A woman who witnessed the fatal dog-mauling of Diane Whipple through the peephole of her apartment described the horrifying scene in court Wednesday and said she heard the dogs' owner yelling, "Get off!" and "No, no, no!"

Esther Birkmaier, 78, was calm and detailed as she described hearing bark're attacking the owner, too."

The dogs' owners, Marjorie Knoller, 46, and Robert Noel, 60, are on trial in the death of Whipple, 33. Their powerful Presa Canario dogs killed the college lacrosse coach in the hall outside her apartment last year.

After Birkmaier testified, prosecutors called the first police officer on the scene to identify photos showing Whipple's badly mauled body. Jurors saw pictures of the woman's gnawed neck, puncture wounds on her legs, buttocks and abdomen and blood streaked along her arms. She died shortly after the attack.

Whipple's mother, who was seated in a front row of the courtroom, left in tears. Knoller and Noel averted their eyes, and some jurors looked away.

San Francisco police Sgt. Leslie Forestal testified she found Whipple in the hall trying to crawl toward her apartment.

"I told her to please be still, we had an ambulance en route and to try to be calm," Forestal said.

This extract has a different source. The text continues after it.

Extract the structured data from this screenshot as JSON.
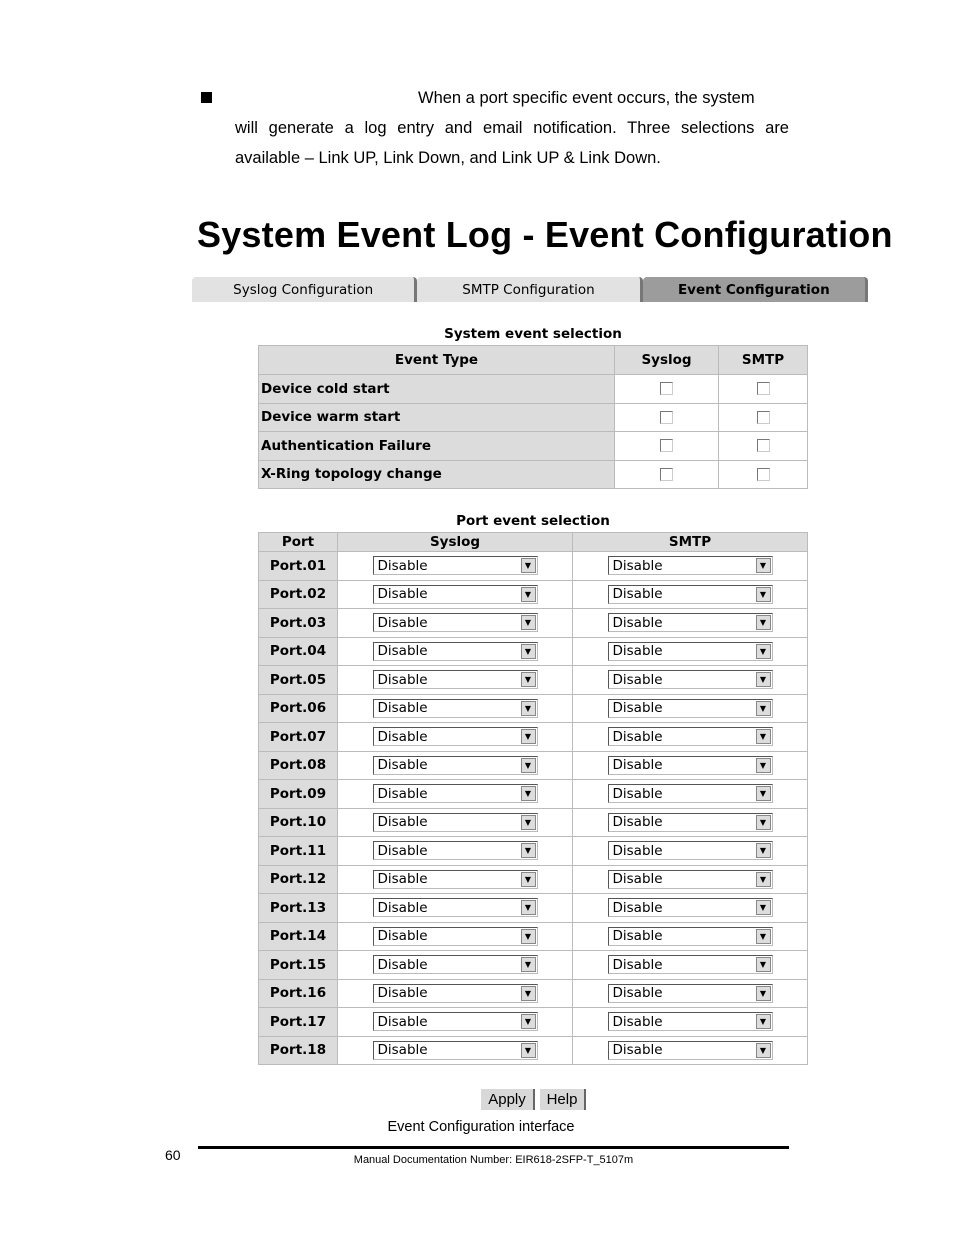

The officer said she drew her gun because no one was sure where the dogs were. Then, she testified, an apartment door opened and Knoller stepped out. When the officers asked about the dogs, she said they were in her apartment. Forestal said she saw no wounds on Knoller, though one sleeve of her sweatshirt was torn.

Knoller is charged with second-degree murder, involuntary manslaughter and having a mischievous animal that killed a human. Noel, who was not there when the attack occurred, faces the latter two charges.

Attorneys for the couple have argued the dogs' behavior was unexpected and that Knoller was injured trying to stop the attack.

Knoller's attorney, Nedra Ruiz, suggested during cross-examination Wednesday that the shadow Birkmaier saw was not a dog but Knoller throwing her body over Whipple to protect her.

Birkmaier admitted her view was limited, but said, "As I was looking through the peephole, all I thought about was a victim on the floor and a dog."

She described hearing the dogs barking and growling, and then hearing someone yelling, "Get off!" and "No, no, no!"

"It was loud and shrill, and I recognized it to be Marjorie's voice," she said.

Birkmaier, who had lived in the apartment building for decades, said she feared the two dogs, each of which weighed more than 100 pounds.

"I made every effort to avoid them," she said. "I had told Mr. Noel and Ms. Knoller of my fear of dogs and they respected that. If I saw them in the lobby, they told me to take the elevator, and they held the dogs back."

In grand jury testimony, Knoller and Noel repeatedly insisted their dogs had never lunged at anyone, never bit anyone and never acted aggressively toward people.

Prosecutors have called nearly 30 witnesses to testify about frightening encounters with the dogs, though none of the witnesses had been injured and none filed any kind of complaint.